‘My penis had to be removed, or else I would die’
the school. They built a hut in the middle of the bushes using grass.
The ingcibi (traditional surgeon) arrived that evening and performed the procedure. At first, everything seemed to be going well.
But then the amakhankatha (traditional nurses) refused to give them water to drink.
“They told us an initiate was not supposed to drink water because the wound would not heal,” Msiwa said.
Most of the time, the amakhankatha, who were barely older than the boys, were drunk or high on dagga and other drugs they smoked in the hut, Msiwa said. They abused the boys by beating them with sticks for seven days until one of his fellow initiates collapsed.
When an ambulance accompanied by police officers arrived, the initiate was pronounced dead.
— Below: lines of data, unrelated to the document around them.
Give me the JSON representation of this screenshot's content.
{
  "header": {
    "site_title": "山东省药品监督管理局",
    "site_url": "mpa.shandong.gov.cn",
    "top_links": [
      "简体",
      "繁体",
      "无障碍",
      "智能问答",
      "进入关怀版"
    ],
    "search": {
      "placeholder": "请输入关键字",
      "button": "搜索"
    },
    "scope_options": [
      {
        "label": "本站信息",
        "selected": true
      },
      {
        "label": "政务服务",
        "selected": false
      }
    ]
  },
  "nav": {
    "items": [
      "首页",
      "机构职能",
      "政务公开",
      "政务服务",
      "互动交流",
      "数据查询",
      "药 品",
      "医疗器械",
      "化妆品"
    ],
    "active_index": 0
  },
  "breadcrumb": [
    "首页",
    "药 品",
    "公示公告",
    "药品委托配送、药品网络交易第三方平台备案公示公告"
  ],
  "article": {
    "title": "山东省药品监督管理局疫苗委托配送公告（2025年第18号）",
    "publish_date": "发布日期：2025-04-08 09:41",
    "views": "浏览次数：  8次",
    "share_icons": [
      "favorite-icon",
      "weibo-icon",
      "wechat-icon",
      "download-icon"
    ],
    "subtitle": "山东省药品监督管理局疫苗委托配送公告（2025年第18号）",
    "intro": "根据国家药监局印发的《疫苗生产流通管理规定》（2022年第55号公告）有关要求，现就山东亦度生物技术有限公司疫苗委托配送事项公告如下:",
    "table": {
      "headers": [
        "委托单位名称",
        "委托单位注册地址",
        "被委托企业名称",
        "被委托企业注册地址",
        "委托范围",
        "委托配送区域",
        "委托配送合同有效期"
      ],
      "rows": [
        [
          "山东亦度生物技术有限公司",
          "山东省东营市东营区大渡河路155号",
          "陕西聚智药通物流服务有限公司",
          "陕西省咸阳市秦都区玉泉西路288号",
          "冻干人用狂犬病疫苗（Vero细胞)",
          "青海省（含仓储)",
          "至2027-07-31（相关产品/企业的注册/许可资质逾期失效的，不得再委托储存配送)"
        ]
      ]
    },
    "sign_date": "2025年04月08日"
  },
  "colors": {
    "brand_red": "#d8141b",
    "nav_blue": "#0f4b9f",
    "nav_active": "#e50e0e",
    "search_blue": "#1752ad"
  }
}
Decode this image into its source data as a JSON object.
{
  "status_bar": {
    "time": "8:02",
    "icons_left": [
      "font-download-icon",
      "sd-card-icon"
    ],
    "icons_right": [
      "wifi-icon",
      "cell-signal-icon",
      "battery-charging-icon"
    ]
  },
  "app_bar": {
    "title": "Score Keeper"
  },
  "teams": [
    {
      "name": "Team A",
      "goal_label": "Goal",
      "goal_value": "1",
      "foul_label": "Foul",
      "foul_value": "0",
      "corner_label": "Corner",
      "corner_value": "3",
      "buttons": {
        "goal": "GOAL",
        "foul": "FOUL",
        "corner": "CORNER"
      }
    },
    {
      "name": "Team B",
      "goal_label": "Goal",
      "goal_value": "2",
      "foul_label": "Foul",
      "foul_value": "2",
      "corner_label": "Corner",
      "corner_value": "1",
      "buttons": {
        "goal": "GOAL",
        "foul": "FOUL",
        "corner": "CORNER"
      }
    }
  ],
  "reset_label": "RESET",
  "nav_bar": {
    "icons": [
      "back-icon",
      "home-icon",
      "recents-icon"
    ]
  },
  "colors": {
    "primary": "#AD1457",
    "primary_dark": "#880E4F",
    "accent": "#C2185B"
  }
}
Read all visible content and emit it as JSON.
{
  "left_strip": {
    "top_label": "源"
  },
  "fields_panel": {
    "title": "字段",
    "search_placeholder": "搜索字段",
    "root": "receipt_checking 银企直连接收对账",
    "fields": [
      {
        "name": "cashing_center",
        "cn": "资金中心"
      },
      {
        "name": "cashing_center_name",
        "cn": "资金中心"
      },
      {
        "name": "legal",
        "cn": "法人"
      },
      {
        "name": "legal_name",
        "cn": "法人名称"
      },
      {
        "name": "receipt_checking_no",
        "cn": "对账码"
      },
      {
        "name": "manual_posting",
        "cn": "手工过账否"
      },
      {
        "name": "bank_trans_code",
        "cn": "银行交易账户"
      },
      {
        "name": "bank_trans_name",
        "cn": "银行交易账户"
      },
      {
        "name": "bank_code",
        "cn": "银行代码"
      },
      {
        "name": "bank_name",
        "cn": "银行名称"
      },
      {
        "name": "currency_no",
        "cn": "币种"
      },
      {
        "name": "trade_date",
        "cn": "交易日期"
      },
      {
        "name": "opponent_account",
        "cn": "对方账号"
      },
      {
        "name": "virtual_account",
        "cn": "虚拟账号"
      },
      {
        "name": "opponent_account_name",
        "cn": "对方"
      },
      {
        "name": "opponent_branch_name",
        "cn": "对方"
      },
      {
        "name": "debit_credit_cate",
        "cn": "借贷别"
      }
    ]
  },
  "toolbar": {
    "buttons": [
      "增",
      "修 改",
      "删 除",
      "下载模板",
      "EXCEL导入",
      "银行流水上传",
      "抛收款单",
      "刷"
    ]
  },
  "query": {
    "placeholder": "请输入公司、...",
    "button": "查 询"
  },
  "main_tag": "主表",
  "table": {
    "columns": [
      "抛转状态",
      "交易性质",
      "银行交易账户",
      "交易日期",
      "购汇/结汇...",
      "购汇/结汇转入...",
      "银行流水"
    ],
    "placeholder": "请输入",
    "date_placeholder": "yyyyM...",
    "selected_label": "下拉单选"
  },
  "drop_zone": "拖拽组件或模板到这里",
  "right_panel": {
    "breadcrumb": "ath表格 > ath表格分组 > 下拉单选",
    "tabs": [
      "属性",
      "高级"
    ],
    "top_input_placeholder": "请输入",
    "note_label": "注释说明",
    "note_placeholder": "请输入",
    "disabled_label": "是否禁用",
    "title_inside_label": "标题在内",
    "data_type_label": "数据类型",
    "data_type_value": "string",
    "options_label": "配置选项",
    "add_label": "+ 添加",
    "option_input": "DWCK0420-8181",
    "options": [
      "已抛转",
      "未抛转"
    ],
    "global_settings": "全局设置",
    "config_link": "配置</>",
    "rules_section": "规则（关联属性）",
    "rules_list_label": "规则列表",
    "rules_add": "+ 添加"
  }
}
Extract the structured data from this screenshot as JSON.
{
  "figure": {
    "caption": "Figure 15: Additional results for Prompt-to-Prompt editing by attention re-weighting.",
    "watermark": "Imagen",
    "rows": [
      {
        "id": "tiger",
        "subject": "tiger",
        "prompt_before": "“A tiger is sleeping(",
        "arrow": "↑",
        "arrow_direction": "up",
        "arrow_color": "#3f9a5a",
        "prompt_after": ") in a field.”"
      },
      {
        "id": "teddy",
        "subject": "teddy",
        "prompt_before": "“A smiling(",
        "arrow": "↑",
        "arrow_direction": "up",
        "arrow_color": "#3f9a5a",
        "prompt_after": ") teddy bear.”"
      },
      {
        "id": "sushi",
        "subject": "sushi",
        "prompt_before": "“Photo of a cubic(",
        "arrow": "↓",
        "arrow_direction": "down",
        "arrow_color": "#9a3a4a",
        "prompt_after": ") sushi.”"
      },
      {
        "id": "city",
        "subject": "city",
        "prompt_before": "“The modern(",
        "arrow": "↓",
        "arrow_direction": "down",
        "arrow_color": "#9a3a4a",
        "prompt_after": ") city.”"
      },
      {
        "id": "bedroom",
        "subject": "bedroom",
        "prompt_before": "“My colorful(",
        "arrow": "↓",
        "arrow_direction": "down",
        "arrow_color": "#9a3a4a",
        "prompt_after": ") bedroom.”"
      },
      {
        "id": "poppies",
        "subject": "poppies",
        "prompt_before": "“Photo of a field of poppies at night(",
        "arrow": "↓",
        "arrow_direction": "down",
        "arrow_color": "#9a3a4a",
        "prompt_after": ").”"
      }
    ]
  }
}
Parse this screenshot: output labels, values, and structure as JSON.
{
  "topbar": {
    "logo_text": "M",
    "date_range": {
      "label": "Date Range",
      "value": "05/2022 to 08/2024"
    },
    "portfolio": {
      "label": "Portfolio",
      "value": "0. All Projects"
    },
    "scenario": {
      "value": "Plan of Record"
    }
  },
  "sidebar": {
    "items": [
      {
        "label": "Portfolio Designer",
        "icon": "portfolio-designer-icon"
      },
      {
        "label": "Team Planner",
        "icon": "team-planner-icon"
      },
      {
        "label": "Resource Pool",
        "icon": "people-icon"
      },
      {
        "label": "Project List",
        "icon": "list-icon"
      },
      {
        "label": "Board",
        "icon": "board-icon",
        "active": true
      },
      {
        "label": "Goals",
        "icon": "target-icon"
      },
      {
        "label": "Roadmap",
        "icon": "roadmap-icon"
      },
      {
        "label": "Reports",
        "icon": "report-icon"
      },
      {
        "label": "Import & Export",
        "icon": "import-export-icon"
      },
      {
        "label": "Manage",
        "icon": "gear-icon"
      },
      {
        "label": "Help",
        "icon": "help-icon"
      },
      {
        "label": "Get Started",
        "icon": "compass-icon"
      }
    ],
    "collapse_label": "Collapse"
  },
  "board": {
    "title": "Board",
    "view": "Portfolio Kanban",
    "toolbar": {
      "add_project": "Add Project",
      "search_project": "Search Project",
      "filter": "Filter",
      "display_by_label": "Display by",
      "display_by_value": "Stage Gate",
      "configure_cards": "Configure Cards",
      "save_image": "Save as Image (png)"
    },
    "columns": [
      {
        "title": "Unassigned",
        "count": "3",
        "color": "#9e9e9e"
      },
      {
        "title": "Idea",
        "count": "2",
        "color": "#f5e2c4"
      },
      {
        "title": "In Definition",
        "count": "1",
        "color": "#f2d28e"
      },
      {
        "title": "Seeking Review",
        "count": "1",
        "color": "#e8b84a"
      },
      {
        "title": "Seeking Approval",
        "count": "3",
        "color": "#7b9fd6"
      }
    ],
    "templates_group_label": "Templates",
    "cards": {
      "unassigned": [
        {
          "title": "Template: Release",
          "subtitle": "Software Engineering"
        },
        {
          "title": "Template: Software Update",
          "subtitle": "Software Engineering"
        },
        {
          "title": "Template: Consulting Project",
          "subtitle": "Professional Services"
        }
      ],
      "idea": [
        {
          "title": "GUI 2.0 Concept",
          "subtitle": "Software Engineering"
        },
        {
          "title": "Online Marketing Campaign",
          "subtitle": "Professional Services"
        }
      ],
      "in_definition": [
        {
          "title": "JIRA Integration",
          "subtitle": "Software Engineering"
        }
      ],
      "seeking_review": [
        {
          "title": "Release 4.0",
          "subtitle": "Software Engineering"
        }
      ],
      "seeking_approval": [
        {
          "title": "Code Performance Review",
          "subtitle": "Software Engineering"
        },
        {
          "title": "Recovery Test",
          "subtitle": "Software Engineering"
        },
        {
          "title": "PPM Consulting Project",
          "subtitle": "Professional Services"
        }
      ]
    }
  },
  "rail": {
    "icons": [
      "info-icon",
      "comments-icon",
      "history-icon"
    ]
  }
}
The 27 remaining initiates were rescued from the illegal initiation school and taken to St Elizabeth’s Hospital, where they received medical care. The dehydrated boys were treated at the hospital for two weeks before Msiwa and 14 others were transferred to Holy Cross Hospital in Bizana.
“It was at Holy Cross Hospital that doctors told me that my penis had to be removed, or else I would die. I cried. I wished that it was a dream. I lost my manhood and part of me died that day,” he said.
Now based in KwaDukuza near Durban, where he stays with his grandmother, Msiwa wants to study and become a social worker so that he can help people through similar traumatic life experiences.
He has been ridiculed by the community because of his situation.
“Even the guys I was with at the same initiation school are now laughing at me,” he said.
Msiwa said a support group in Lusikisiki helped him deal with his ordeal by providing counselling.
Gugulethu Sirhayi, director of the Lusikisiki support group for amputees, described Msiwa as a brave young man.
She said most of the amputation cases she dealt with were caused by wounds that had been too tightly dressed, which prevented the flow of blood and resulted in gangrene.
Speaking on the sidelines of an ANC Youth League event in Parkside in East London on Thursday to mark the June 16 1976 uprising, Eastern Cape Premier Phumulo Masualle called on everyone to work together to prevent the deaths of initiates.
*Not his real name